MIT team researches a way to go beyond the screen

Beyond is the brainchild of Jinha Lee and Hiroshi Ishii, both at MIT. It is an interface for 3-D design where users can directly manipulate digital media with physically retractable tools and natural hand gestures. When pushed into a screen the tools physically collapse and project themselves onto the screen, letting users perceive as if they are inserting tools into the digital realm beyond. Its aim is to make the digital 3-D design process scalable and more accessible to users.

The team developed two different collapsible tools for the first prototype, a pen and a saw, as well as using lexicon of gestures developed by Oblong Industries.

Using the tools and gestures, users can select and draw in 3D, they can cut and trim surfaces of shapes by inserting tools into the virtual space. A sliding actuator inside the tools creates force feedback when tools touch the objects being manipulated.

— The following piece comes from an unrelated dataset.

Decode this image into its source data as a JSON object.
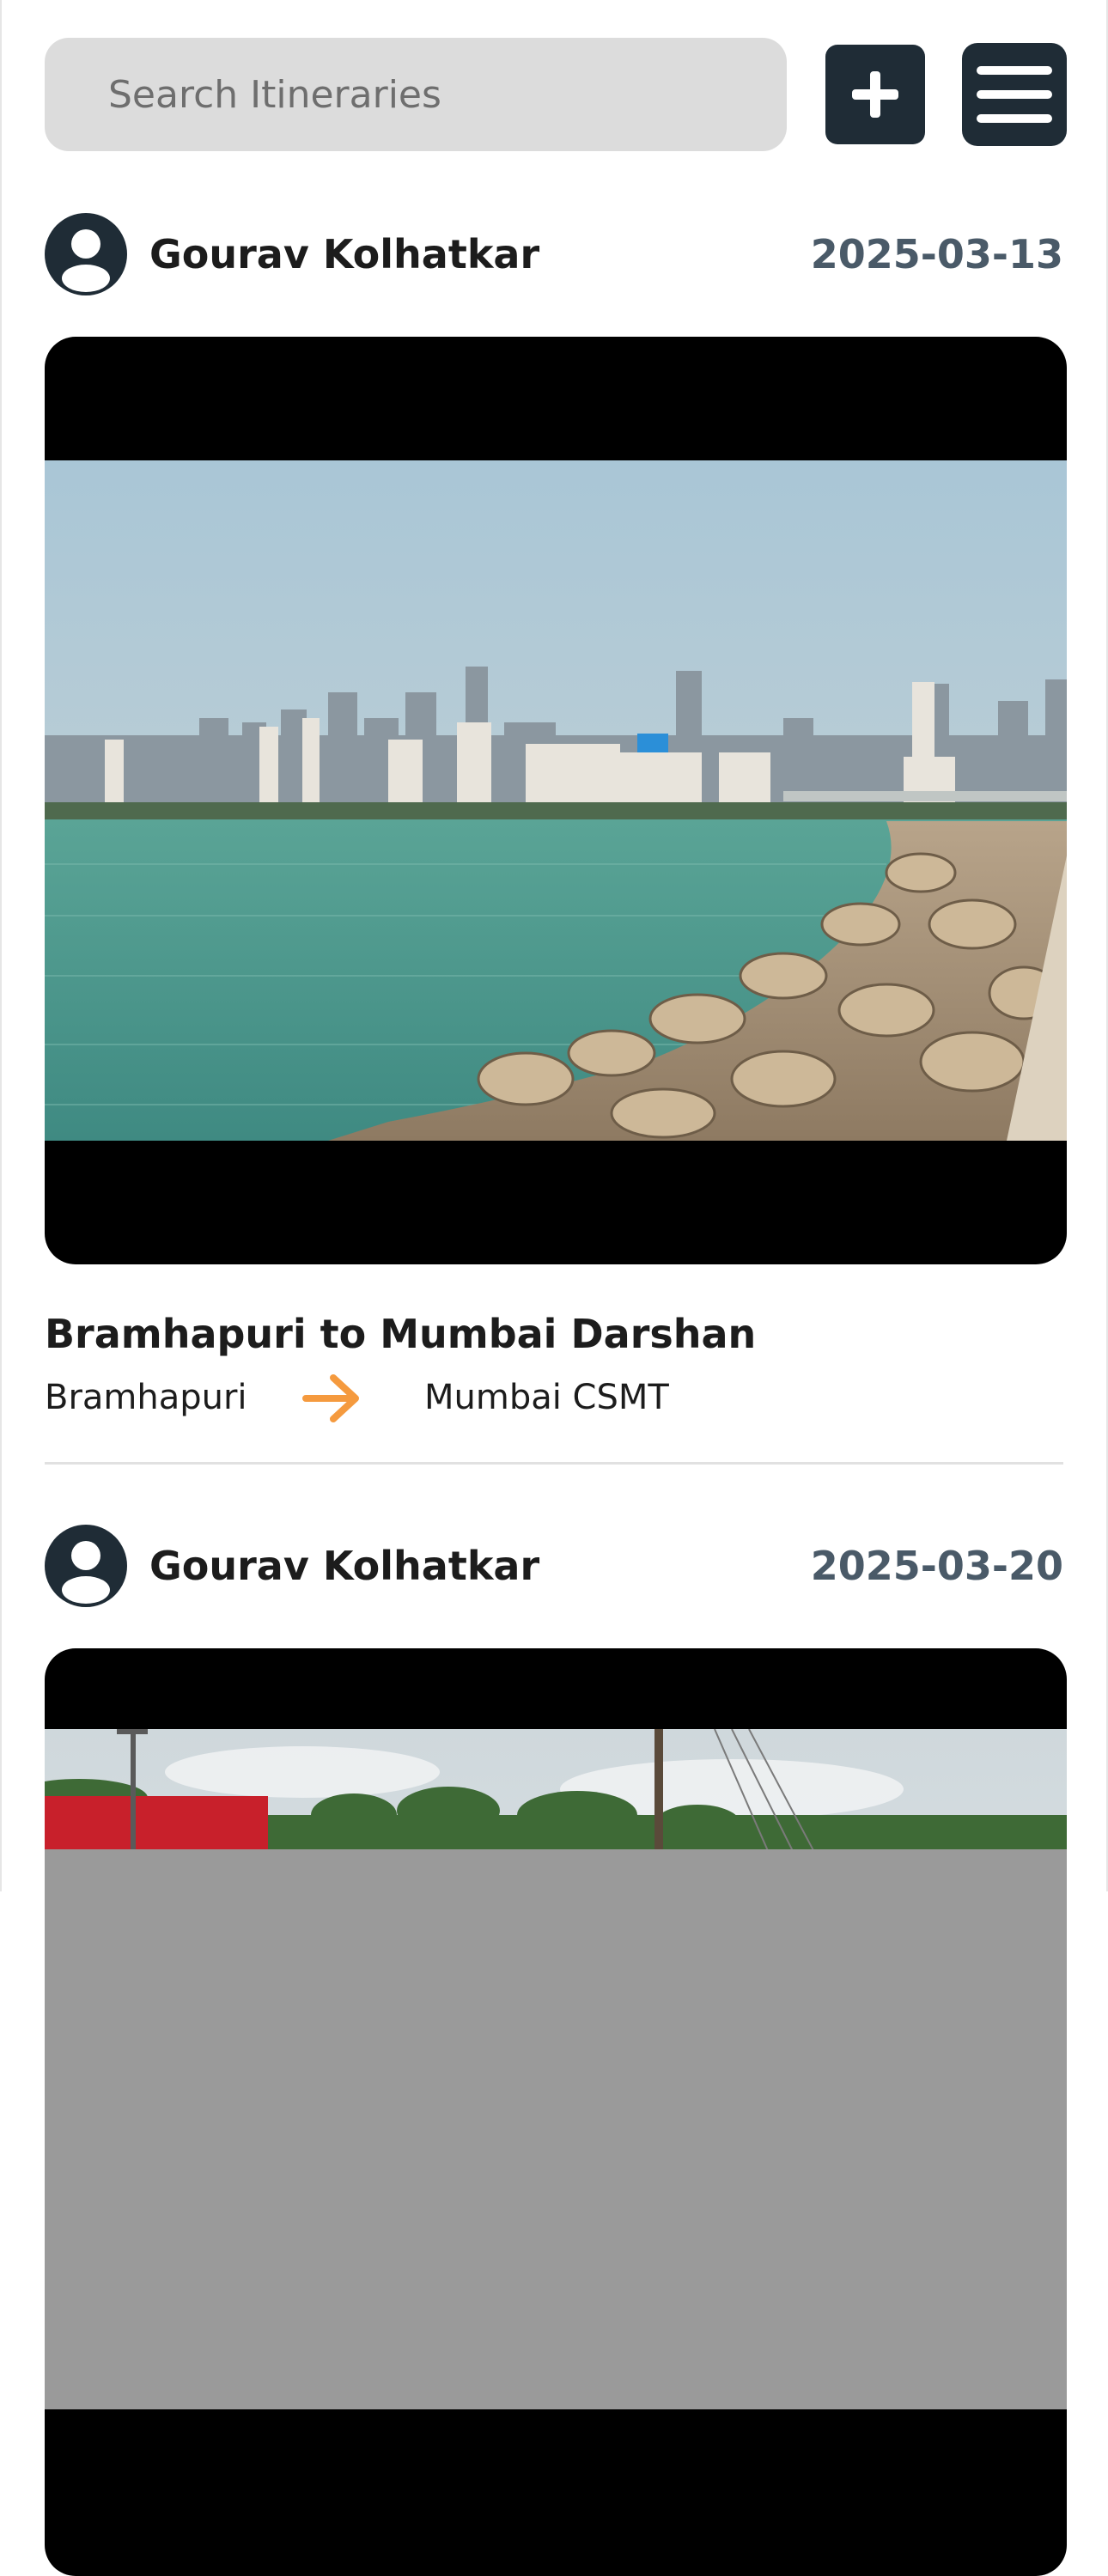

First, users can sketch rough design in 3D with free-line drawing techniques. Next step is to define discreet shape on top of its rough sketch by specifying locations and other critical parameters with tools and operate functions with gestures. In the middle of the design process users can always modify its design by using other types of tools.

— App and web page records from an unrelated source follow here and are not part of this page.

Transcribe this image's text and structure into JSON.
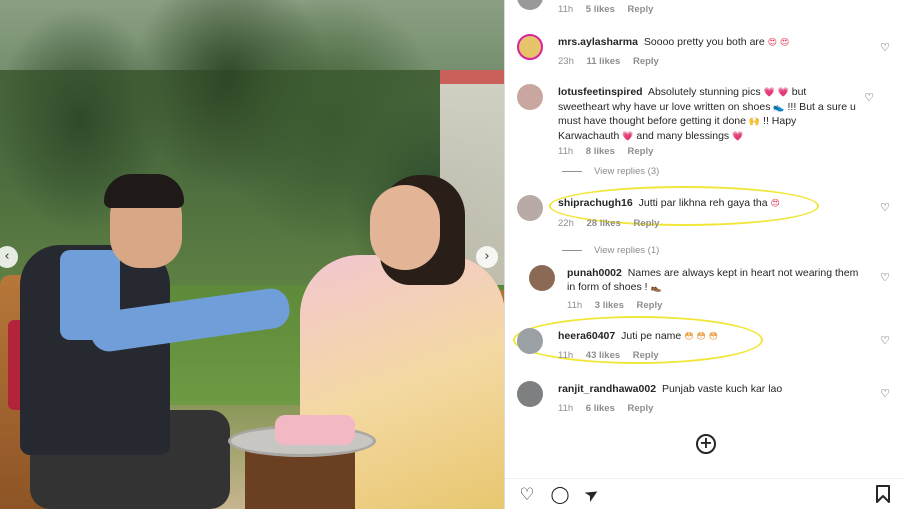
{
  "photo": {
    "prev_icon": "‹",
    "next_icon": "›"
  },
  "top_meta": {
    "time": "11h",
    "likes": "5 likes",
    "reply": "Reply"
  },
  "comments": [
    {
      "username": "mrs.aylasharma",
      "text": "Soooo pretty you both are",
      "emojis": "😍 😍",
      "time": "23h",
      "likes": "11 likes",
      "reply": "Reply",
      "avatar_color": "#e7c36a"
    },
    {
      "username": "lotusfeetinspired",
      "text_1": "Absolutely stunning pics",
      "emojis_1": "💗 💗",
      "text_2": "but sweetheart why have ur love written on shoes",
      "emojis_2": "👟",
      "text_3": "!!! But a sure u must have thought before getting it done",
      "emojis_3": "🙌",
      "text_4": "!! Hapy Karwachauth",
      "emojis_4": "💗",
      "text_5": "and many blessings",
      "emojis_5": "💗",
      "time": "11h",
      "likes": "8 likes",
      "reply": "Reply",
      "view_replies": "View replies (3)",
      "avatar_color": "#c9a7a0"
    },
    {
      "username": "shiprachugh16",
      "text": "Jutti par likhna reh gaya tha",
      "emojis": "😍",
      "time": "22h",
      "likes": "28 likes",
      "reply": "Reply",
      "view_replies": "View replies (1)",
      "avatar_color": "#b8aaa6"
    },
    {
      "username": "punah0002",
      "text": "Names are always kept in heart not wearing them in form of shoes !",
      "emojis": "👞",
      "time": "11h",
      "likes": "3 likes",
      "reply": "Reply",
      "avatar_color": "#8a6a55"
    },
    {
      "username": "heera60407",
      "text": "Juti pe name",
      "emojis": "😳 😳 😳",
      "time": "11h",
      "likes": "43 likes",
      "reply": "Reply",
      "avatar_color": "#9aa0a4"
    },
    {
      "username": "ranjit_randhawa002",
      "text": "Punjab vaste kuch kar lao",
      "time": "11h",
      "likes": "6 likes",
      "reply": "Reply",
      "avatar_color": "#7d7f80"
    }
  ],
  "icons": {
    "heart": "♡",
    "add": "+",
    "like": "♡",
    "comment": "◯",
    "share": "➤",
    "save": "🔖"
  },
  "colors": {
    "highlight": "#f1e63a",
    "heart_emoji": "#e5395a"
  }
}
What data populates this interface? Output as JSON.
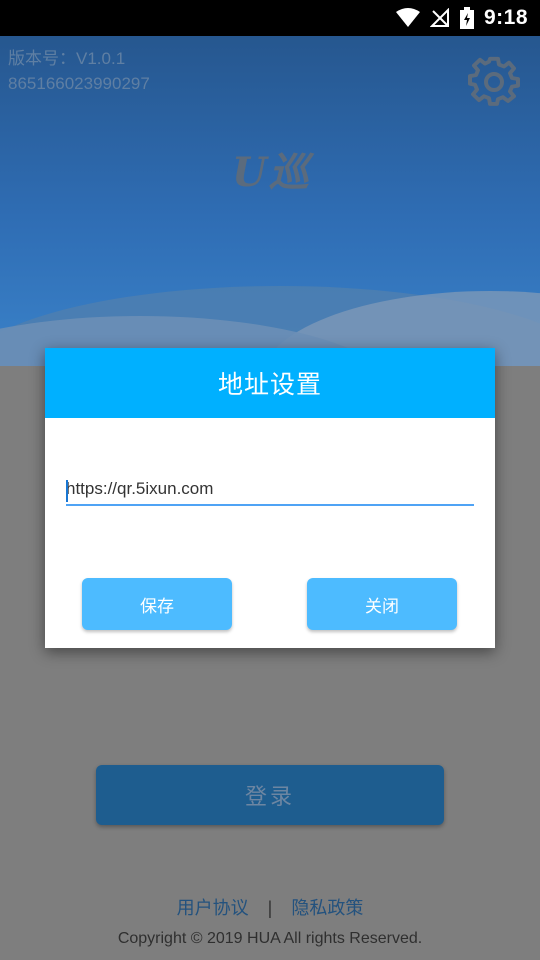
{
  "status_bar": {
    "time": "9:18",
    "icons": [
      "wifi-icon",
      "no-signal-icon",
      "battery-charging-icon"
    ]
  },
  "header": {
    "version_label": "版本号：V1.0.1",
    "device_id": "865166023990297",
    "logo_text": "U巡",
    "settings_icon": "gear-icon"
  },
  "login": {
    "button_label": "登录"
  },
  "footer": {
    "user_agreement": "用户协议",
    "separator": "|",
    "privacy_policy": "隐私政策",
    "copyright": "Copyright © 2019 HUA All rights Reserved."
  },
  "dialog": {
    "title": "地址设置",
    "url_value": "https://qr.5ixun.com",
    "save_label": "保存",
    "close_label": "关闭"
  },
  "colors": {
    "dialog_header": "#00b0ff",
    "dialog_button": "#4dbbff",
    "input_underline": "#4fa3f5",
    "overlay_dim": "#7e7e7e"
  }
}
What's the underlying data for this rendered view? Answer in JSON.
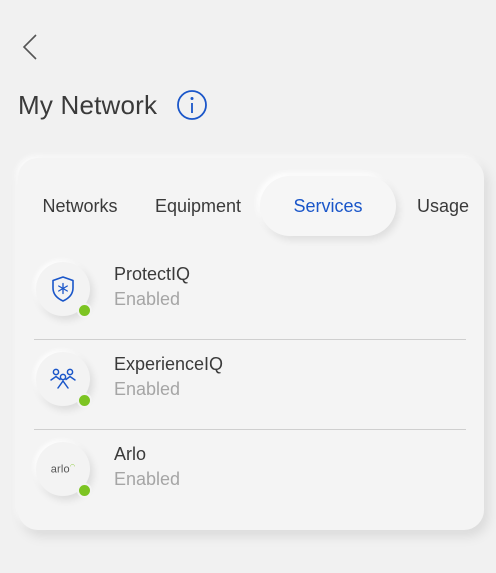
{
  "header": {
    "title": "My Network"
  },
  "tabs": [
    {
      "label": "Networks"
    },
    {
      "label": "Equipment"
    },
    {
      "label": "Services"
    },
    {
      "label": "Usage"
    }
  ],
  "active_tab": "Services",
  "services": [
    {
      "name": "ProtectIQ",
      "status": "Enabled",
      "icon": "shield-snowflake-icon"
    },
    {
      "name": "ExperienceIQ",
      "status": "Enabled",
      "icon": "family-icon"
    },
    {
      "name": "Arlo",
      "status": "Enabled",
      "icon": "arlo-logo",
      "logo_text": "arlo"
    }
  ],
  "colors": {
    "accent": "#1a56c9",
    "status_enabled": "#7cc422",
    "background": "#f1f1f1"
  }
}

The gestures are used to compliment tool manipulations and indicate functions such as surface extrusion or desired shapes to be created.

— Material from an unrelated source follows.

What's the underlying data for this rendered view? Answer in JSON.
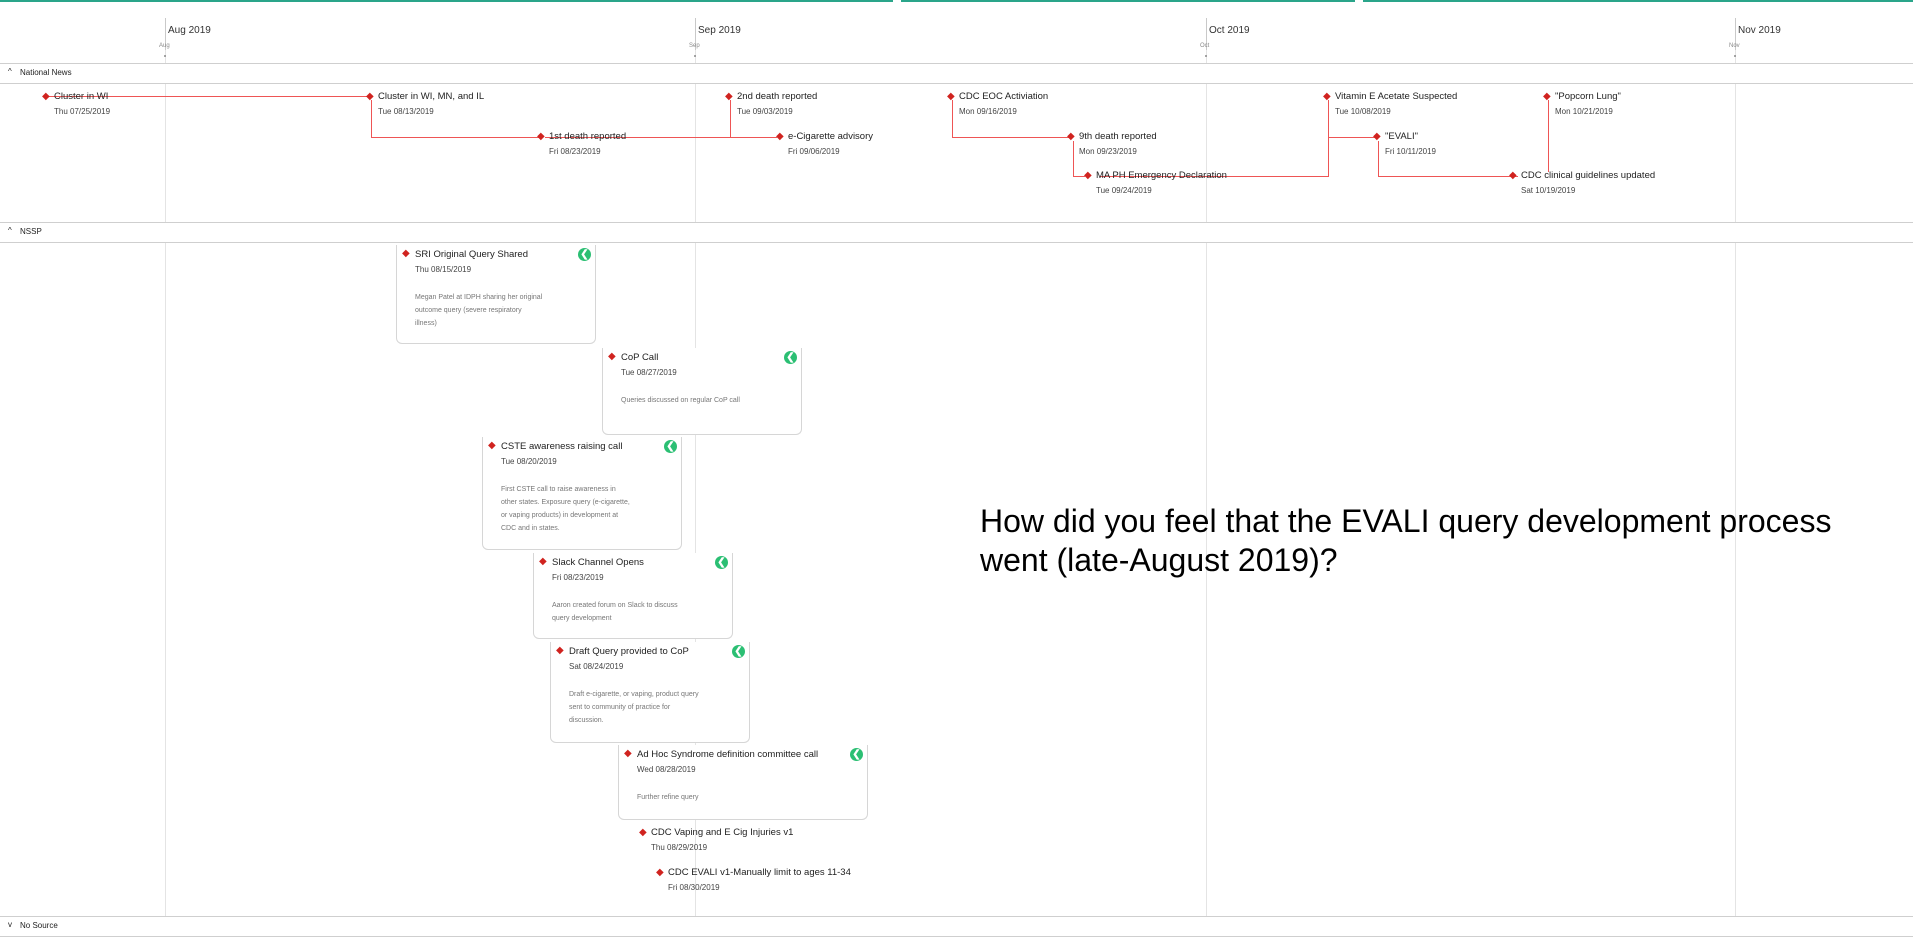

Beyond – Collapsible Input Device for Direct 3D Manipulation beyond the Screen (FULL) from Jinha Lee on Vimeo.